▸ Exercise objective
Write the data out again exactly, with every picture removed.

Element data from apps and pages
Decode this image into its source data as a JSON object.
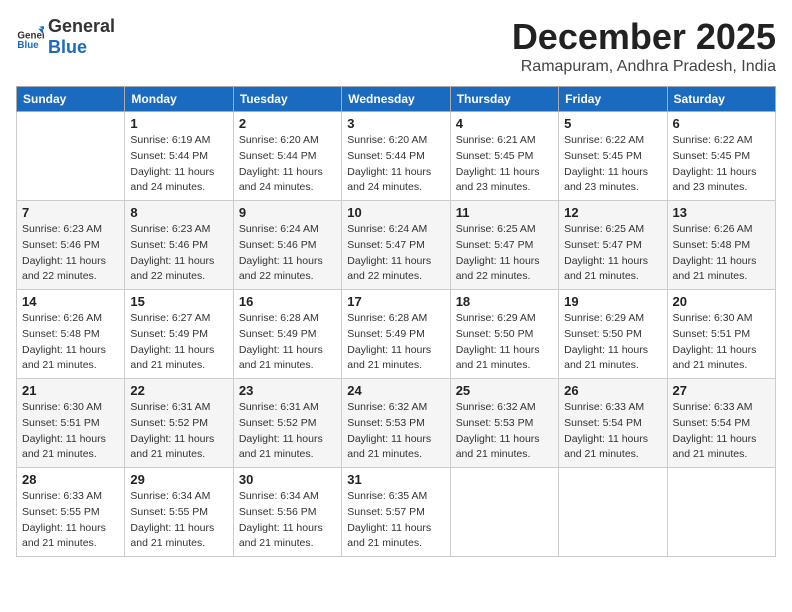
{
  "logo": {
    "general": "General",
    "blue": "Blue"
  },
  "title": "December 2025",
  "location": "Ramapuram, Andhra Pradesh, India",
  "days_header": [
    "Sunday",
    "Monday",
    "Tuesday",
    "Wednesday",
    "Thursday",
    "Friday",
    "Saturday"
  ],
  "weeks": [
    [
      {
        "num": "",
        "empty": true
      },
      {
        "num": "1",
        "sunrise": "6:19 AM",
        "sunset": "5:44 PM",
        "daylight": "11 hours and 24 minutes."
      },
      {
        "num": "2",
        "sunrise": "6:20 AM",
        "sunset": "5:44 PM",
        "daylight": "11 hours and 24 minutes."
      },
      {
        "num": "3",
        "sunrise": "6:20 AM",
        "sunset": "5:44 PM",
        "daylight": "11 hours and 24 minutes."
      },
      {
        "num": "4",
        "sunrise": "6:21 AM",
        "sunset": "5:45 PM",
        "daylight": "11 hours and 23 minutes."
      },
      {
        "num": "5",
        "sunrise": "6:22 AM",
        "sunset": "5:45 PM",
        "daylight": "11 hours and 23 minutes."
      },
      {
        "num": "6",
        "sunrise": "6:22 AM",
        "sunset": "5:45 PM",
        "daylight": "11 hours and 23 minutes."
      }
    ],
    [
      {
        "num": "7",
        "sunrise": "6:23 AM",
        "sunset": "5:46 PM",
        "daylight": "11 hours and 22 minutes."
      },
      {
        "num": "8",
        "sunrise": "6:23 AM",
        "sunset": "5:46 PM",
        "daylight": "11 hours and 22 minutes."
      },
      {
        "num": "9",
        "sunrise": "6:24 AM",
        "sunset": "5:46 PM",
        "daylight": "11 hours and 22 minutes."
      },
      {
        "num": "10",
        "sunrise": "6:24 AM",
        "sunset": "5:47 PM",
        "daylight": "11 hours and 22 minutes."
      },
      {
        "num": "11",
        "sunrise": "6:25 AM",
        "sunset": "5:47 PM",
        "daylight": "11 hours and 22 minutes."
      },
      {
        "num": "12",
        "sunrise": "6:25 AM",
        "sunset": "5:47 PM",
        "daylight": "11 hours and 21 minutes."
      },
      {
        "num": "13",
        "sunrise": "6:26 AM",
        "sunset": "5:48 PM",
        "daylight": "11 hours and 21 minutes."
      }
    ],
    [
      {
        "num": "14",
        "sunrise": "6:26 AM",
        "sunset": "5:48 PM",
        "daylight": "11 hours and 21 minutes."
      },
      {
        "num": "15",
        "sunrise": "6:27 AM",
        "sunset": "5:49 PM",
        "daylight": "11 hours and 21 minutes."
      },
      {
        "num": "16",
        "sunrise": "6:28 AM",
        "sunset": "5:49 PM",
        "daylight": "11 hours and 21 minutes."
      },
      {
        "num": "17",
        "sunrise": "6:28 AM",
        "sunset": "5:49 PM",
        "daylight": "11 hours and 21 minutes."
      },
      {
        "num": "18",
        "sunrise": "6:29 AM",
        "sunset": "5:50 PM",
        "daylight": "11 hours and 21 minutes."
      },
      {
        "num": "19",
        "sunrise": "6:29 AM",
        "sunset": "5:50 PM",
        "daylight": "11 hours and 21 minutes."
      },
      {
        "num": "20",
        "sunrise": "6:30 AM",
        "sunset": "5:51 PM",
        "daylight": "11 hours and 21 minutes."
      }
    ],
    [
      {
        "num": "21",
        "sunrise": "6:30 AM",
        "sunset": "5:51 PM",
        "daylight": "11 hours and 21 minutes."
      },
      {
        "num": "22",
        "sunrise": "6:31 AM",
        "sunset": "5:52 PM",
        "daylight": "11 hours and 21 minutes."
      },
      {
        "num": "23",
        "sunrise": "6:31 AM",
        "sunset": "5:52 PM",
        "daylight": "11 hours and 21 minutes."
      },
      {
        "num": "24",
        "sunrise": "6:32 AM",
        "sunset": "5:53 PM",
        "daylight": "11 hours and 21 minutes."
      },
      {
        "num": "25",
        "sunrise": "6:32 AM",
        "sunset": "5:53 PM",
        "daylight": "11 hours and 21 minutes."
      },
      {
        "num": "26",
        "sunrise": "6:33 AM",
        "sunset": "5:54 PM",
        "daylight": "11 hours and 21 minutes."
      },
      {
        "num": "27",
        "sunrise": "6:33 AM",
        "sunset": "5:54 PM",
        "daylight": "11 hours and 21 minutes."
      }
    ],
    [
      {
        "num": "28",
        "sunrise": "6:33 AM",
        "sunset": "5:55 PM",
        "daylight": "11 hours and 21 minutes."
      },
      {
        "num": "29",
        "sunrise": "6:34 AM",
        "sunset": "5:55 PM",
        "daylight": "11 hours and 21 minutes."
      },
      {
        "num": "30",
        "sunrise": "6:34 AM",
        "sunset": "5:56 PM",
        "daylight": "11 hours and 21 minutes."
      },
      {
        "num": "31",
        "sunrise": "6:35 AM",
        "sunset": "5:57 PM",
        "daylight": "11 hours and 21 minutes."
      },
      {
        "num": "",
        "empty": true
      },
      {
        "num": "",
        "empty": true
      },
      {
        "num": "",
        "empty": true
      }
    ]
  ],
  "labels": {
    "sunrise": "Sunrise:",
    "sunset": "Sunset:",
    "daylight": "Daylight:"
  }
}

▸ Completed exercise
Decode this image into its source data as a JSON object.
{
  "logo": {
    "general": "General",
    "blue": "Blue"
  },
  "title": "December 2025",
  "location": "Ramapuram, Andhra Pradesh, India",
  "days_header": [
    "Sunday",
    "Monday",
    "Tuesday",
    "Wednesday",
    "Thursday",
    "Friday",
    "Saturday"
  ],
  "weeks": [
    [
      {
        "num": "",
        "empty": true
      },
      {
        "num": "1",
        "sunrise": "6:19 AM",
        "sunset": "5:44 PM",
        "daylight": "11 hours and 24 minutes."
      },
      {
        "num": "2",
        "sunrise": "6:20 AM",
        "sunset": "5:44 PM",
        "daylight": "11 hours and 24 minutes."
      },
      {
        "num": "3",
        "sunrise": "6:20 AM",
        "sunset": "5:44 PM",
        "daylight": "11 hours and 24 minutes."
      },
      {
        "num": "4",
        "sunrise": "6:21 AM",
        "sunset": "5:45 PM",
        "daylight": "11 hours and 23 minutes."
      },
      {
        "num": "5",
        "sunrise": "6:22 AM",
        "sunset": "5:45 PM",
        "daylight": "11 hours and 23 minutes."
      },
      {
        "num": "6",
        "sunrise": "6:22 AM",
        "sunset": "5:45 PM",
        "daylight": "11 hours and 23 minutes."
      }
    ],
    [
      {
        "num": "7",
        "sunrise": "6:23 AM",
        "sunset": "5:46 PM",
        "daylight": "11 hours and 22 minutes."
      },
      {
        "num": "8",
        "sunrise": "6:23 AM",
        "sunset": "5:46 PM",
        "daylight": "11 hours and 22 minutes."
      },
      {
        "num": "9",
        "sunrise": "6:24 AM",
        "sunset": "5:46 PM",
        "daylight": "11 hours and 22 minutes."
      },
      {
        "num": "10",
        "sunrise": "6:24 AM",
        "sunset": "5:47 PM",
        "daylight": "11 hours and 22 minutes."
      },
      {
        "num": "11",
        "sunrise": "6:25 AM",
        "sunset": "5:47 PM",
        "daylight": "11 hours and 22 minutes."
      },
      {
        "num": "12",
        "sunrise": "6:25 AM",
        "sunset": "5:47 PM",
        "daylight": "11 hours and 21 minutes."
      },
      {
        "num": "13",
        "sunrise": "6:26 AM",
        "sunset": "5:48 PM",
        "daylight": "11 hours and 21 minutes."
      }
    ],
    [
      {
        "num": "14",
        "sunrise": "6:26 AM",
        "sunset": "5:48 PM",
        "daylight": "11 hours and 21 minutes."
      },
      {
        "num": "15",
        "sunrise": "6:27 AM",
        "sunset": "5:49 PM",
        "daylight": "11 hours and 21 minutes."
      },
      {
        "num": "16",
        "sunrise": "6:28 AM",
        "sunset": "5:49 PM",
        "daylight": "11 hours and 21 minutes."
      },
      {
        "num": "17",
        "sunrise": "6:28 AM",
        "sunset": "5:49 PM",
        "daylight": "11 hours and 21 minutes."
      },
      {
        "num": "18",
        "sunrise": "6:29 AM",
        "sunset": "5:50 PM",
        "daylight": "11 hours and 21 minutes."
      },
      {
        "num": "19",
        "sunrise": "6:29 AM",
        "sunset": "5:50 PM",
        "daylight": "11 hours and 21 minutes."
      },
      {
        "num": "20",
        "sunrise": "6:30 AM",
        "sunset": "5:51 PM",
        "daylight": "11 hours and 21 minutes."
      }
    ],
    [
      {
        "num": "21",
        "sunrise": "6:30 AM",
        "sunset": "5:51 PM",
        "daylight": "11 hours and 21 minutes."
      },
      {
        "num": "22",
        "sunrise": "6:31 AM",
        "sunset": "5:52 PM",
        "daylight": "11 hours and 21 minutes."
      },
      {
        "num": "23",
        "sunrise": "6:31 AM",
        "sunset": "5:52 PM",
        "daylight": "11 hours and 21 minutes."
      },
      {
        "num": "24",
        "sunrise": "6:32 AM",
        "sunset": "5:53 PM",
        "daylight": "11 hours and 21 minutes."
      },
      {
        "num": "25",
        "sunrise": "6:32 AM",
        "sunset": "5:53 PM",
        "daylight": "11 hours and 21 minutes."
      },
      {
        "num": "26",
        "sunrise": "6:33 AM",
        "sunset": "5:54 PM",
        "daylight": "11 hours and 21 minutes."
      },
      {
        "num": "27",
        "sunrise": "6:33 AM",
        "sunset": "5:54 PM",
        "daylight": "11 hours and 21 minutes."
      }
    ],
    [
      {
        "num": "28",
        "sunrise": "6:33 AM",
        "sunset": "5:55 PM",
        "daylight": "11 hours and 21 minutes."
      },
      {
        "num": "29",
        "sunrise": "6:34 AM",
        "sunset": "5:55 PM",
        "daylight": "11 hours and 21 minutes."
      },
      {
        "num": "30",
        "sunrise": "6:34 AM",
        "sunset": "5:56 PM",
        "daylight": "11 hours and 21 minutes."
      },
      {
        "num": "31",
        "sunrise": "6:35 AM",
        "sunset": "5:57 PM",
        "daylight": "11 hours and 21 minutes."
      },
      {
        "num": "",
        "empty": true
      },
      {
        "num": "",
        "empty": true
      },
      {
        "num": "",
        "empty": true
      }
    ]
  ],
  "labels": {
    "sunrise": "Sunrise:",
    "sunset": "Sunset:",
    "daylight": "Daylight:"
  }
}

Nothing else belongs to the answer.